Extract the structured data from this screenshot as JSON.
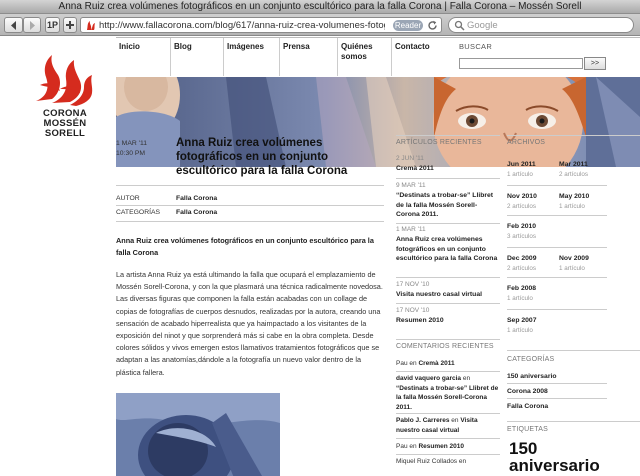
{
  "browser": {
    "window_title": "Anna Ruiz crea volúmenes fotográficos en un conjunto escultórico para la falla Corona | Falla Corona – Mossén Sorell",
    "url": "http://www.fallacorona.com/blog/617/anna-ruiz-crea-volumenes-fotograficos-en",
    "reader_label": "Reader",
    "search_placeholder": "Google",
    "bookmarks_label": "1P"
  },
  "logo": {
    "line1": "CORONA",
    "line2": "MOSSÉN SORELL",
    "brand_color": "#d52b1e"
  },
  "nav": {
    "items": [
      "Inicio",
      "Blog",
      "Imágenes",
      "Prensa",
      "Quiénes somos",
      "Contacto"
    ],
    "search_label": "BUSCAR",
    "search_button": ">>"
  },
  "post": {
    "date": "1 MAR '11",
    "time": "10:30 PM",
    "title": "Anna Ruiz crea volúmenes fotográficos en un conjunto escultórico para la falla Corona",
    "author_label": "AUTOR",
    "author": "Falla Corona",
    "categories_label": "CATEGORÍAS",
    "category": "Falla Corona",
    "lead": "Anna Ruiz crea volúmenes fotográficos en un conjunto escultórico para la falla Corona",
    "body": "La artista Anna Ruiz ya está ultimando la falla que ocupará el emplazamiento de Mossén Sorell-Corona, y con la que plasmará una técnica radicalmente novedosa. Las diversas figuras que componen la falla están acabadas con un collage de copias de fotografías de cuerpos desnudos, realizadas por la autora, creando una sensación de acabado hiperrealista que ya haimpactado a los visitantes de la exposición del ninot y que sorprenderá más si cabe en la obra completa. Desde colores sólidos y vivos emergen estos llamativos tratamientos fotográficos que se adaptan a las anatomías,dándole a la fotografía un nuevo valor dentro de la plástica fallera."
  },
  "recent_articles": {
    "heading": "ARTÍCULOS RECIENTES",
    "items": [
      {
        "date": "2 JUN '11",
        "title": "Cremà 2011"
      },
      {
        "date": "9 MAR '11",
        "title": "“Destinats a trobar-se” Llibret de la falla Mossén Sorell-Corona 2011."
      },
      {
        "date": "1 MAR '11",
        "title": "Anna Ruiz crea volúmenes fotográficos en un conjunto escultórico para la falla Corona"
      },
      {
        "date": "17 NOV '10",
        "title": "Visita nuestro casal virtual"
      },
      {
        "date": "17 NOV '10",
        "title": "Resumen 2010"
      }
    ]
  },
  "recent_comments": {
    "heading": "COMENTARIOS RECIENTES",
    "items": [
      {
        "author": "Pau",
        "connector": "en",
        "post": "Cremà 2011"
      },
      {
        "author": "david vaquero garcia",
        "connector": "en",
        "post": "“Destinats a trobar-se” Llibret de la falla Mossén Sorell-Corona 2011."
      },
      {
        "author": "Pablo J. Carreres",
        "connector": "en",
        "post": "Visita nuestro casal virtual"
      },
      {
        "author": "Pau",
        "connector": "en",
        "post": "Resumen 2010"
      },
      {
        "author": "Miquel Ruiz Collados",
        "connector": "en",
        "post": ""
      }
    ]
  },
  "archives": {
    "heading": "ARCHIVOS",
    "items": [
      {
        "month": "Jun 2011",
        "count": "1 artículo"
      },
      {
        "month": "Mar 2011",
        "count": "2 artículos"
      },
      {
        "month": "Nov 2010",
        "count": "2 artículos"
      },
      {
        "month": "May 2010",
        "count": "1 artículo"
      },
      {
        "month": "Feb 2010",
        "count": "3 artículos"
      },
      {
        "month": "Dec 2009",
        "count": "2 artículos"
      },
      {
        "month": "Nov 2009",
        "count": "1 artículo"
      },
      {
        "month": "Feb 2008",
        "count": "1 artículo"
      },
      {
        "month": "Sep 2007",
        "count": "1 artículo"
      }
    ]
  },
  "categories": {
    "heading": "CATEGORÍAS",
    "items": [
      "150 aniversario",
      "Corona 2008",
      "Falla Corona"
    ]
  },
  "tags": {
    "heading": "ETIQUETAS",
    "big_tag_line1": "150",
    "big_tag_line2": "aniversario"
  }
}
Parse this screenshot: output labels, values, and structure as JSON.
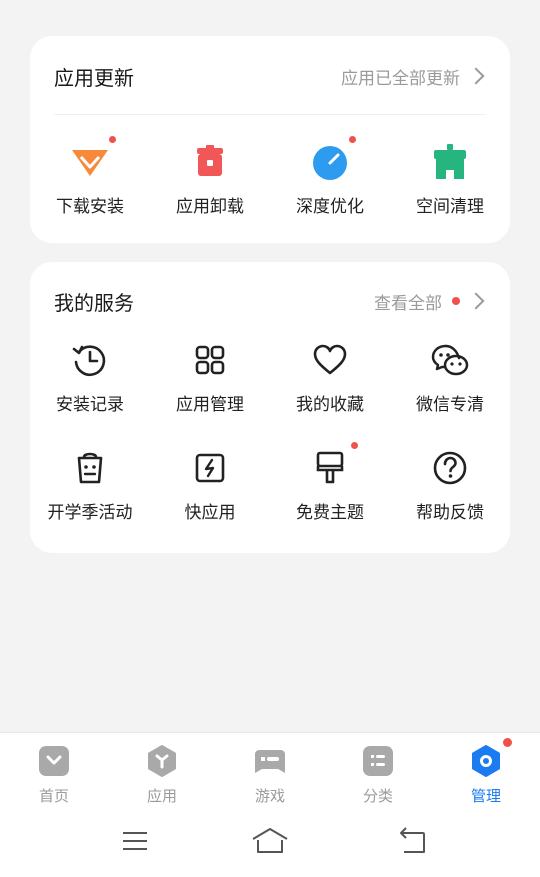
{
  "updates_card": {
    "title": "应用更新",
    "link_label": "应用已全部更新",
    "items": [
      {
        "label": "下载安装",
        "icon": "download-install-icon",
        "badge": true
      },
      {
        "label": "应用卸载",
        "icon": "uninstall-icon",
        "badge": false
      },
      {
        "label": "深度优化",
        "icon": "deep-optimize-icon",
        "badge": true
      },
      {
        "label": "空间清理",
        "icon": "space-clean-icon",
        "badge": false
      }
    ]
  },
  "services_card": {
    "title": "我的服务",
    "link_label": "查看全部",
    "items": [
      {
        "label": "安装记录",
        "icon": "install-history-icon",
        "badge": false
      },
      {
        "label": "应用管理",
        "icon": "app-manage-icon",
        "badge": false
      },
      {
        "label": "我的收藏",
        "icon": "heart-icon",
        "badge": false
      },
      {
        "label": "微信专清",
        "icon": "wechat-clean-icon",
        "badge": false
      },
      {
        "label": "开学季活动",
        "icon": "school-bag-icon",
        "badge": false
      },
      {
        "label": "快应用",
        "icon": "quick-app-icon",
        "badge": false
      },
      {
        "label": "免费主题",
        "icon": "paint-brush-icon",
        "badge": true
      },
      {
        "label": "帮助反馈",
        "icon": "help-icon",
        "badge": false
      }
    ]
  },
  "bottom_nav": [
    {
      "label": "首页",
      "icon": "home-tab-icon",
      "active": false
    },
    {
      "label": "应用",
      "icon": "apps-tab-icon",
      "active": false
    },
    {
      "label": "游戏",
      "icon": "gamepad-tab-icon",
      "active": false
    },
    {
      "label": "分类",
      "icon": "category-tab-icon",
      "active": false
    },
    {
      "label": "管理",
      "icon": "manage-tab-icon",
      "active": true,
      "badge": true
    }
  ],
  "colors": {
    "accent": "#1a7cf0",
    "badge": "#f0524b",
    "orange": "#f7893a",
    "red": "#f25757",
    "blue": "#2d9bf0",
    "green": "#26b57f",
    "tab_inactive": "#a9a9a9"
  }
}
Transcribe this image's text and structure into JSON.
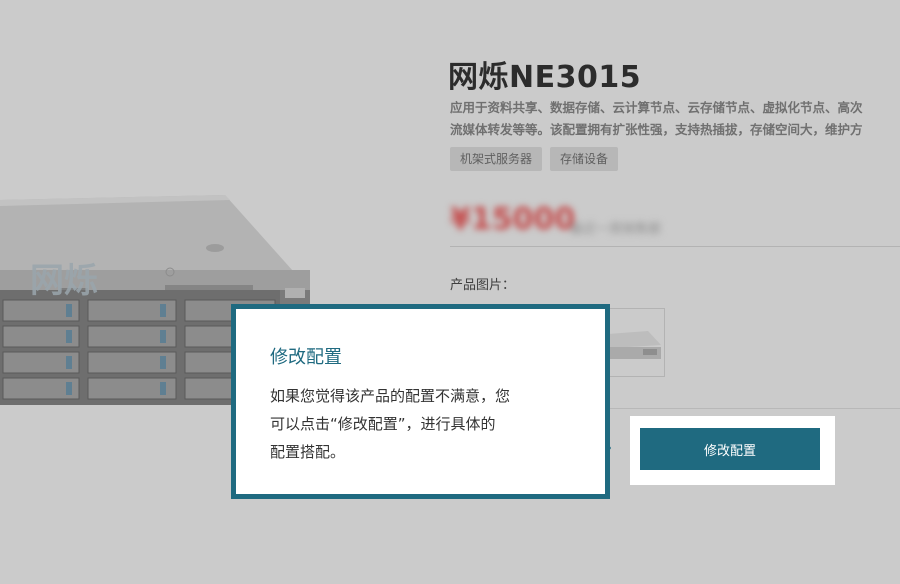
{
  "product": {
    "title": "网烁NE3015",
    "description_lines": [
      "应用于资料共享、数据存储、云计算节点、云存储节点、虚拟化节点、高次",
      "流媒体转发等等。该配置拥有扩张性强，支持热插拔，存储空间大，维护方"
    ],
    "tags": [
      "机架式服务器",
      "存储设备"
    ],
    "price_main": "¥15000",
    "price_note": "最近一周销售额",
    "images_label": "产品图片："
  },
  "action": {
    "modify_label": "修改配置"
  },
  "tooltip": {
    "title": "修改配置",
    "body_lines": [
      "如果您觉得该产品的配置不满意，您",
      "可以点击“修改配置”，进行具体的",
      "配置搭配。"
    ]
  },
  "colors": {
    "accent": "#1f6a80",
    "overlay_background": "#cbcbcb",
    "price": "#c44b4b"
  },
  "icons": {
    "server_illustration": "rack-server-image",
    "thumbnail": "rack-server-thumbnail"
  }
}
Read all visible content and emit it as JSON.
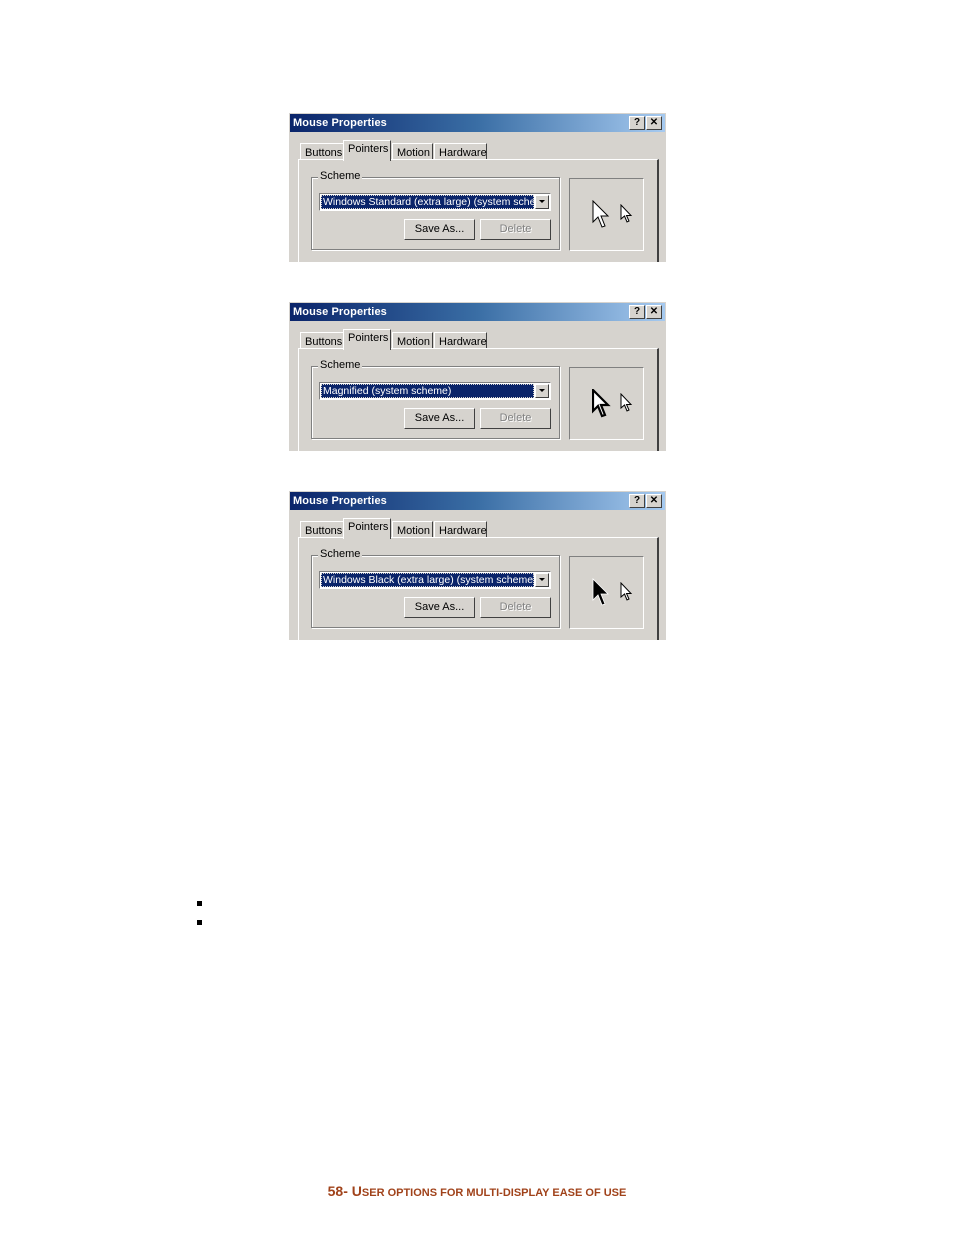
{
  "dialogs": [
    {
      "title": "Mouse Properties",
      "help_button": "?",
      "close_button": "✕",
      "tabs": [
        "Buttons",
        "Pointers",
        "Motion",
        "Hardware"
      ],
      "active_tab": "Pointers",
      "group_label": "Scheme",
      "scheme_value": "Windows Standard (extra large) (system scheme)",
      "save_as_label": "Save As...",
      "delete_label": "Delete",
      "preview_cursor_style": "white"
    },
    {
      "title": "Mouse Properties",
      "help_button": "?",
      "close_button": "✕",
      "tabs": [
        "Buttons",
        "Pointers",
        "Motion",
        "Hardware"
      ],
      "active_tab": "Pointers",
      "group_label": "Scheme",
      "scheme_value": "Magnified (system scheme)",
      "save_as_label": "Save As...",
      "delete_label": "Delete",
      "preview_cursor_style": "white-bold"
    },
    {
      "title": "Mouse Properties",
      "help_button": "?",
      "close_button": "✕",
      "tabs": [
        "Buttons",
        "Pointers",
        "Motion",
        "Hardware"
      ],
      "active_tab": "Pointers",
      "group_label": "Scheme",
      "scheme_value": "Windows Black (extra large) (system scheme)",
      "save_as_label": "Save As...",
      "delete_label": "Delete",
      "preview_cursor_style": "black"
    }
  ],
  "bullets_count": 2,
  "footer": {
    "page_number": "58-",
    "title_initial": "U",
    "title_rest": "SER OPTIONS FOR MULTI-DISPLAY EASE OF USE"
  },
  "colors": {
    "footer_text": "#a0421a",
    "title_bar_start": "#0a246a",
    "title_bar_end": "#a6caf0",
    "selection": "#0a246a",
    "dialog_face": "#d6d3ce"
  }
}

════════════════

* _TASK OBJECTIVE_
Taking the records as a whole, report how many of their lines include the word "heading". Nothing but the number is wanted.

* _EXERCISE ANSWER_
5